Where are the H-1B Geniuses?

By John Miano on May 8, 2011

The U.S. imports about 100,000 people a year on H-1B visas. The public is constantly told that this mass of labor imports represent the "Best and Brightest" in the world.

Where are the big accomplishments from those on H-1B visas?

The citations of "H-1B" accomplishments from program supporters illustrate this problem. The Wall Street Journal reported Friday that:

Supporters of the program, including high-tech firms and industry groups, say it attracts foreign talent that spawns innovation and creates jobs in the U.S. They cite former H-1B holders such as Vinod Khosla, co-founder of Sun Microsystems, and Vinod Dham, an engineer behind Intel Corp.'s Pentium chip, as proof of its value.

Sun was started in 1982. Dham started at intel in the late 1970s. The H-1B visa program started in 1991.

These alleged H-1B stars never had H-1B visas.
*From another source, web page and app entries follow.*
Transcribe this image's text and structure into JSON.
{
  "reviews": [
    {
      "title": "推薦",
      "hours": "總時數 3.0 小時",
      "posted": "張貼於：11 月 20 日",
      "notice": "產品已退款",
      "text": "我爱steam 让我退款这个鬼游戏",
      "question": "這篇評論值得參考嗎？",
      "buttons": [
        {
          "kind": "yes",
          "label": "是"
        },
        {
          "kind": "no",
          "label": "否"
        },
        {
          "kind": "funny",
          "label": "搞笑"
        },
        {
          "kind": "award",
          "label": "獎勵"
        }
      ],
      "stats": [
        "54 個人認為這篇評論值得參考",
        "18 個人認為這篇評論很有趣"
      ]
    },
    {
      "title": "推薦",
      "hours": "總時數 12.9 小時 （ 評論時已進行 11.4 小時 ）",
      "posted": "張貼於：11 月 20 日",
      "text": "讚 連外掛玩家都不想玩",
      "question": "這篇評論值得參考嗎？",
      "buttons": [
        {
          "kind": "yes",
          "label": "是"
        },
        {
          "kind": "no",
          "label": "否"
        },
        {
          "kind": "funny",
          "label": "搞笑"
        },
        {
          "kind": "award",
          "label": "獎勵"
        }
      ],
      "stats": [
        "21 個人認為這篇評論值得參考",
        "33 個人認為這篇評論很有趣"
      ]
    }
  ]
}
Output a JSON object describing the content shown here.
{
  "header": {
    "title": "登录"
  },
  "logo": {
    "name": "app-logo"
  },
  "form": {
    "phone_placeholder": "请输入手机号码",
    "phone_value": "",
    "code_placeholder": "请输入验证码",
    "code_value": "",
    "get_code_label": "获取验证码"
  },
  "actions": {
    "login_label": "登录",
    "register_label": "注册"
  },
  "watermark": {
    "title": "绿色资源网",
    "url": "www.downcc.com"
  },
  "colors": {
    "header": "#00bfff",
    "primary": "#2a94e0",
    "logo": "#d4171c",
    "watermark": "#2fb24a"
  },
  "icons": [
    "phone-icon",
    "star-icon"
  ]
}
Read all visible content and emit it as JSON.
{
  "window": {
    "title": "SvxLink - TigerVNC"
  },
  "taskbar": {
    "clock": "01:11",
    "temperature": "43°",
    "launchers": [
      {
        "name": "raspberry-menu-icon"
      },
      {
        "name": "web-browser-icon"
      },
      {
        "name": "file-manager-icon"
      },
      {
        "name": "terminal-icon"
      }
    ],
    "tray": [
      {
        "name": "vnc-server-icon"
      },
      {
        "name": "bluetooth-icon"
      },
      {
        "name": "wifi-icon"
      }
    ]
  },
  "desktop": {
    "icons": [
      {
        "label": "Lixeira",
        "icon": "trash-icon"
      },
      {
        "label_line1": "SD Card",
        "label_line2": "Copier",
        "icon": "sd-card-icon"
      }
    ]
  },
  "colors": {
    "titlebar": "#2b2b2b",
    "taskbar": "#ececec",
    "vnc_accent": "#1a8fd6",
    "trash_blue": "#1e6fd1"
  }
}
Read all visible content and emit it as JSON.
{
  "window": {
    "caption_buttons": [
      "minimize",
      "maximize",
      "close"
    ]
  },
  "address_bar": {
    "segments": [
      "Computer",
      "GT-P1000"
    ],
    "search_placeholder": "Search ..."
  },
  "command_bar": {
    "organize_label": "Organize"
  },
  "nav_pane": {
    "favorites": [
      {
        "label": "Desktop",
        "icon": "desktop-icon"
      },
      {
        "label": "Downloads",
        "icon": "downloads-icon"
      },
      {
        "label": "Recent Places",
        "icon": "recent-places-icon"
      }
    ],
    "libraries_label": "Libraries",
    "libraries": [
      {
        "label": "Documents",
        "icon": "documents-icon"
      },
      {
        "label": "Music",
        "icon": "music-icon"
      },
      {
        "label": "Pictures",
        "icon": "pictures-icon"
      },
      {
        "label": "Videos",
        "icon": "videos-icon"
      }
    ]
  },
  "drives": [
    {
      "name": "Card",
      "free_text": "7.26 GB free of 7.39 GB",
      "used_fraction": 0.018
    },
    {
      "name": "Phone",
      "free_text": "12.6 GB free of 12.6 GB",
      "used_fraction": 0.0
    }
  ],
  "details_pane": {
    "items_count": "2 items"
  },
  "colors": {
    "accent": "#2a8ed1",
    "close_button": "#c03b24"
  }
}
While on the Wall Street Journal article, it discusses the decline in the number of H-1B visas in recent years. However, it never mentions "optional practical training" or OPT. Until recently, DHS permitted people on student visas to work under OPT for one year after they graduated. In 2008, DHS changed its regulations to allow people in technology fields to work for up to 29-months (with 35 months possible for fall graduates).

DHS's regulatory-created OPT guestworker program not only permits people who are not students to work on student visas, but also does so without any worker protections whatsoever. DHS does not require these workers to be paid at all, let alone the prevailing wage.

Under OPT, employers have:

  • A work period nearly as long as for an H-1B visa

  • No requirements to pay the prevailing wage

  • No requirements to protect domestic workers.

Yet no mention of this new source of labor in the WSJ piece.